  • Longer combination vehicles (LCV) exempt from the interstate weight limit

New Hampshire

  • 80,000 lbs.

New Jersey

  • 80,000 lbs.

New Mexico

  • 86,400 lbs.

New York

  • 80,000 lbs.

North Carolina

  • 80,000 lbs.

North Dakota

  • 105,500 lbs. on 7 axles
  • Longer combination vehicles (LCV) exempt from the interstate weight limit

Ohio

  • 80,000 lbs.
  • Longer combination vehicles (LCV) exempt from the interstate weight limit

Oklahoma

  • 90,000 lbs.
  • Longer combination vehicles (LCV) exempt from the interstate weight limit

Oregon

  • 80,000 lbs.
  • Longer combination vehicles (LCV) exempt from the interstate weight limit

Pennsylvania

  • 80,000 lbs.

Rhode Island

  • 80,000 lbs.

South Carolina

  • 80,000 lbs.

South Dakota

  • Uncapped
  • Longer combination vehicles (LCV) exempt from the interstate weight limit

Tennessee

  • 80,000 lbs.

Texas

  • 80,000 lbs.

Utah

  • 80,000 lbs.
  • Longer combination vehicles (LCV) exempt from the interstate weight limit

Vermont

  • 80,000 lbs.

Virginia

  • 80,000 lbs.

Washington

  • 80,000 lbs.

West Virginia

  • 65,000 lbs. (73,500 lbs. on some highways)

Wisconsin

  • 80,000 lbs.

Wyoming

  • 117,000 on 8 axles

Bridge Laws By State 2020
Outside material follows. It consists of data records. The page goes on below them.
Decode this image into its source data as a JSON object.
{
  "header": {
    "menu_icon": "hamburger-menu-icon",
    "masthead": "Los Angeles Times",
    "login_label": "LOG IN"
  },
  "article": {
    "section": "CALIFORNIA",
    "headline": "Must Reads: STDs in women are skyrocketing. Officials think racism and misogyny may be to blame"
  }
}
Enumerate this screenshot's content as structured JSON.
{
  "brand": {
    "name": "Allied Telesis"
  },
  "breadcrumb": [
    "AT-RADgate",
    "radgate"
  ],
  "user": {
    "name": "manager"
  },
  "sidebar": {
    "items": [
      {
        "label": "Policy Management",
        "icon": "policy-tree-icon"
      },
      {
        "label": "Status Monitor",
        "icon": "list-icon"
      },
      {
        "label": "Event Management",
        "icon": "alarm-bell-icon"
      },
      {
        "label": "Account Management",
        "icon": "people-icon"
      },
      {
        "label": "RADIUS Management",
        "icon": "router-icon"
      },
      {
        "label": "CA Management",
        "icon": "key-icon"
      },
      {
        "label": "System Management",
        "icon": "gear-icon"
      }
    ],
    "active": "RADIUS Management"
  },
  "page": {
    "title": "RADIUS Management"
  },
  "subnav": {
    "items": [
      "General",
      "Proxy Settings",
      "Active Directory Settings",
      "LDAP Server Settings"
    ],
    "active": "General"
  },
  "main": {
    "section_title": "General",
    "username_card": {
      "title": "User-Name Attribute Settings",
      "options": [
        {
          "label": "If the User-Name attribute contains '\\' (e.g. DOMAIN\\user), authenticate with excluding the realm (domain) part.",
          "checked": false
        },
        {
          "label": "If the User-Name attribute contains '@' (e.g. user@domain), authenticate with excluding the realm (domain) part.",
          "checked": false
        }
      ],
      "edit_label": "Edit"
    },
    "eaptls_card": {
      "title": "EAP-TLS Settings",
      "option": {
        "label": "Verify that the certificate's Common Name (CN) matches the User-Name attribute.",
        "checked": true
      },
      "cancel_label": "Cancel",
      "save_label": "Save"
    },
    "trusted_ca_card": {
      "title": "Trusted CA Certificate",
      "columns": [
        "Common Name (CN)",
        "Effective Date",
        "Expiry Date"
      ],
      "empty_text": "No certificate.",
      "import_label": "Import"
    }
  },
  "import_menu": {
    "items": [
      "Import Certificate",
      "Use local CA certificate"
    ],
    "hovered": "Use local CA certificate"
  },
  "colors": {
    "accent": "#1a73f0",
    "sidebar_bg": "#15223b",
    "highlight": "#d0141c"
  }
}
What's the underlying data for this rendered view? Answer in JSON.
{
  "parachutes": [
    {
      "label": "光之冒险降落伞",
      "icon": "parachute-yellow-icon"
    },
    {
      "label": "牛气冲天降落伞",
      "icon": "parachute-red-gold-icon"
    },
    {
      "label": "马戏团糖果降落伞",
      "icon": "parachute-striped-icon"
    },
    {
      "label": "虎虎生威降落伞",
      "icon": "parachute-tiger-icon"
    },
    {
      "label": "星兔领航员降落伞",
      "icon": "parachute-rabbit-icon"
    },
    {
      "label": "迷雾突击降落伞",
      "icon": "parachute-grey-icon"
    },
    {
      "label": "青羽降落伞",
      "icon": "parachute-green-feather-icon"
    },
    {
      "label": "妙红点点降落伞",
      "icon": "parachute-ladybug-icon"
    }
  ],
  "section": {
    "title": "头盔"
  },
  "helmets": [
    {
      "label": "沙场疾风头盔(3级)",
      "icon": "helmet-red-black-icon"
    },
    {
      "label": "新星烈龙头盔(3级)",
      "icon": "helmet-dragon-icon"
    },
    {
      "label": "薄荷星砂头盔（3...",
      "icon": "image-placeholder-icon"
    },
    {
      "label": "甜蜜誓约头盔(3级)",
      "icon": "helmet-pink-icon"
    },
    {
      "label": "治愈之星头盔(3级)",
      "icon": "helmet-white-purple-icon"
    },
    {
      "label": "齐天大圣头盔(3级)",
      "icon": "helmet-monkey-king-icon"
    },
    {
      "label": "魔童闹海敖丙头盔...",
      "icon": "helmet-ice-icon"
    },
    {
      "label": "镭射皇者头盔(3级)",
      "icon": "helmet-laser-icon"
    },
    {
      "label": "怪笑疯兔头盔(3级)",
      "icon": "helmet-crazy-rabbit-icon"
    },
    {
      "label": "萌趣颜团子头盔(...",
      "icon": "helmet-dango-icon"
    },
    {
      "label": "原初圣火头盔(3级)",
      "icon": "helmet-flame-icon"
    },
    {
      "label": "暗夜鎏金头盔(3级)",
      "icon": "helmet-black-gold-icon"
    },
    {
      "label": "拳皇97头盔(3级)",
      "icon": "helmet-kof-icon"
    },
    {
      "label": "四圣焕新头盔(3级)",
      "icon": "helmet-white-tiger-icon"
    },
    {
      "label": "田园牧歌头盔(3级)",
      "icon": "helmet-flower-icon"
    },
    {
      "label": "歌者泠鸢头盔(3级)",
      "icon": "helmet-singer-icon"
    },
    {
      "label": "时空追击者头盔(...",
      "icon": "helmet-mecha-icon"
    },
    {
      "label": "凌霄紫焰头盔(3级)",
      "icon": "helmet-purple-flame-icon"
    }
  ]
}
Source:
State 2020 Pop.
Alabama4,908,620
Alaska734,002
Arizona7,378,490
Arkansas3,039,000
California39,937,500
Colorado5,845,530
Connecticut3,563,080
Delaware982,895
District of Columbia720,687
Florida21,993,000
Georgia10,736,100
Hawaii1,412,690
Idaho1,826,160
Illinois12,659,700
Indiana6,745,350
Iowa3,179,850
Kansas2,910,360
Kentucky4,499,690
Louisiana4,645,180
Maine1,345,790
Maryland6,083,120
Massachusetts6,976,600
Michigan10,045,000
Minnesota5,700,670
Mississippi2,989,260
Missouri6,169,270
Montana1,086,760
Nebraska1,952,570
Nevada3,139,660
New Hampshire1,371,250
New Jersey8,936,570
New Mexico2,096,640
New York19,440,500
North Carolina10,611,900
North Dakota761,723
Ohio11,747,700
Oklahoma3,954,820
Oregon4,301,090
Pennsylvania12,820,900
Rhode Island1,056,160
South Carolina5,210,100
South Dakota903,027
Tennessee6,897,580
Texas29,472,300
Utah3,282,120
Vermont628,061
Virginia8,626,210
Washington7,797,100
West Virginia1,778,070
Wisconsin5,851,750
Wyoming567,025